“I am honored by being appointed the Oscar M. Cohn Professor,” Ahmed says. “I have been extremely fortunate to work with many gifted graduate students, undergraduate students, technicians, and research scientists in our lab, along with outstanding faculty and staff in Dartmouth’s biomedical science community.  

“We will use support from the Cohn Professorship to characterize signaling components that go awry in colorectal cancer, and among these, to identify promising therapeutic targets.” 

Ahmed’s work focuses on a cell-to-cell communication pathway (termed Wnt signal transduction) that directs embryonic development, tissue maintenance, and regeneration following injury. Improper regulation of this pathway results in numerous birth defects and cancers. In particular, uncontrolled activation of Wnt signaling triggers the onset of nearly all colorectal cancers. Despite crucial roles in animal development and human diseases, many of the mechanisms that regulate the level of Wnt signaling remain poorly understood.  

Working at the interface between developmental biology and cancer biology to uncover these mechanisms, the long-term goals of the Ahmed Lab are to better understand the control of Wnt signaling and to discover new treatment strategies for Wnt-driven cancers. Their work capitalizes on powerful genetic approaches in the fruit fly Drosophila and subsequent translation of these discoveries to human cancer models. 
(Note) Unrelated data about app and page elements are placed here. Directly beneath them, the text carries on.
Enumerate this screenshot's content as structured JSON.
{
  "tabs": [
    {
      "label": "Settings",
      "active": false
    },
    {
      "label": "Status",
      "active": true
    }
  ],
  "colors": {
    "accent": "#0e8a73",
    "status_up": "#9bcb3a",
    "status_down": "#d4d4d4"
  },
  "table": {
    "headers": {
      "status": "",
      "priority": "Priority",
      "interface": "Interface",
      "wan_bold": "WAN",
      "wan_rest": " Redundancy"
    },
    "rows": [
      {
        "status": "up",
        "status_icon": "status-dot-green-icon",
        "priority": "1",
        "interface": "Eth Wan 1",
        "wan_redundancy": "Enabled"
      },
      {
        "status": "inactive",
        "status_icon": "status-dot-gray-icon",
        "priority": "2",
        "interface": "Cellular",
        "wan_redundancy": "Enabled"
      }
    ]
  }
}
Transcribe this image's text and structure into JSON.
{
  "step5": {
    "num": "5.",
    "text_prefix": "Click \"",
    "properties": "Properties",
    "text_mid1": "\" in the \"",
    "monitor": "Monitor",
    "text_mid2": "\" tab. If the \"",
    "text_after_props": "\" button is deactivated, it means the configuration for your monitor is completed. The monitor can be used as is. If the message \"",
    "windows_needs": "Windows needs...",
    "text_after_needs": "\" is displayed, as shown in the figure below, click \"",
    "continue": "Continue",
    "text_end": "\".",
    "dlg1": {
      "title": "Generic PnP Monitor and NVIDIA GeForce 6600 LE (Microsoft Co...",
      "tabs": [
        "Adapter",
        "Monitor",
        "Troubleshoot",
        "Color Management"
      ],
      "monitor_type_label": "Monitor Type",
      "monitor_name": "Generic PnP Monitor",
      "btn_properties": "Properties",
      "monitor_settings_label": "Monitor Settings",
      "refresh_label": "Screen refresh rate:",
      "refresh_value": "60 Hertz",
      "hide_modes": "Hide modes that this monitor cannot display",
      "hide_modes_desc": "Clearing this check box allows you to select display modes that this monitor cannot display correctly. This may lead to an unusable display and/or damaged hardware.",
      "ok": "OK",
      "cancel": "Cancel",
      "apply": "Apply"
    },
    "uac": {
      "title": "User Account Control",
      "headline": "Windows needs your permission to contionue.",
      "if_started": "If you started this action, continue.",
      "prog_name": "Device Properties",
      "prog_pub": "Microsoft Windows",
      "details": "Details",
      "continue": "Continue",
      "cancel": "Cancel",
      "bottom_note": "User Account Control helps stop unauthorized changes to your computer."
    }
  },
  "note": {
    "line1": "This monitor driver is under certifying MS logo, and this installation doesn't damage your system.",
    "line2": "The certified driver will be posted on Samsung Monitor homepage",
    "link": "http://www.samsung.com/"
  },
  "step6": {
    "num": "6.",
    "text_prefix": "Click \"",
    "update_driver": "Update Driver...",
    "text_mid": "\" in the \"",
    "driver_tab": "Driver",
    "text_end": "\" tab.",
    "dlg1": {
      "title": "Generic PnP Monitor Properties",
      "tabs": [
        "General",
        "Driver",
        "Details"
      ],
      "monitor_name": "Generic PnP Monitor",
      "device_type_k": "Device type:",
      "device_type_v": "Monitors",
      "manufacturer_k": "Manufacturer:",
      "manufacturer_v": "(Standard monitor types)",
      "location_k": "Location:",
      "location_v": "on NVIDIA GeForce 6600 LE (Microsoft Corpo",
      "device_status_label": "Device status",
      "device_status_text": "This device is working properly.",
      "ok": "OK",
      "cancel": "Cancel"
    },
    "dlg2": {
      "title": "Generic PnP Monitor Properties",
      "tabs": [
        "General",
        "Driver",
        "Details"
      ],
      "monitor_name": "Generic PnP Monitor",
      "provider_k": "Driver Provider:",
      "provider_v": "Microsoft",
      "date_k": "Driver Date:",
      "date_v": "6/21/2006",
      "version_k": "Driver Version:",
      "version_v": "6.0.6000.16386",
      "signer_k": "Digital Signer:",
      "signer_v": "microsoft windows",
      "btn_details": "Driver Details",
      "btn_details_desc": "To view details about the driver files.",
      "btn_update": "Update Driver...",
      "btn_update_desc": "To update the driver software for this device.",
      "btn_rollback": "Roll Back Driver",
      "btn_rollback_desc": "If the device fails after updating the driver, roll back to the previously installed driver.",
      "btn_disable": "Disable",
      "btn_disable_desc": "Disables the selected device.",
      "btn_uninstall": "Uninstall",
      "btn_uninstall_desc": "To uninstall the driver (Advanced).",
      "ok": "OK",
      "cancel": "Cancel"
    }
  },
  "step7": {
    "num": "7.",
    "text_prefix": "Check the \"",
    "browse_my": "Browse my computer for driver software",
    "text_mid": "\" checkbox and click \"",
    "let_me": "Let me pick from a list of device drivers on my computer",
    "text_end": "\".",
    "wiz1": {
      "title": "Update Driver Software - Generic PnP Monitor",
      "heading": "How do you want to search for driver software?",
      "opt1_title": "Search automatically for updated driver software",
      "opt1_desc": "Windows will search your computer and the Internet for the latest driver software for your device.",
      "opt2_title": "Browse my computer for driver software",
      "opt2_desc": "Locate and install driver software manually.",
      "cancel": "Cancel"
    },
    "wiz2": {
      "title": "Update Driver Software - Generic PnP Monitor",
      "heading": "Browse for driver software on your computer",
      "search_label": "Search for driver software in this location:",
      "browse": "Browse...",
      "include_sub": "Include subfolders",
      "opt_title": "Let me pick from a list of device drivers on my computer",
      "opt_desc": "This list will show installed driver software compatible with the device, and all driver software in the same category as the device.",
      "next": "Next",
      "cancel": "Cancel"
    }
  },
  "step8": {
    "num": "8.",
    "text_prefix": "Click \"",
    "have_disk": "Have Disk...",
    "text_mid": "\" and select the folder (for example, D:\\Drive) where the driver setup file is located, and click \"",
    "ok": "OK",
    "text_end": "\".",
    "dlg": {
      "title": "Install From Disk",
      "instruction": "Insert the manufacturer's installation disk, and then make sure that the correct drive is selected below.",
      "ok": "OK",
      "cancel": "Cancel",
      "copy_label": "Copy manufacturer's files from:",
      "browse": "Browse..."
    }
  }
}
“Dr. Ahmed is a leader in deciphering the fundamental mechanisms contributing to colorectal cancer,” says Duane Compton, PhD, dean of the Geisel School of Medicine. “I'm pleased that this professorship will recognize her many contributions to understanding Wnt signaling in cancer over many years.”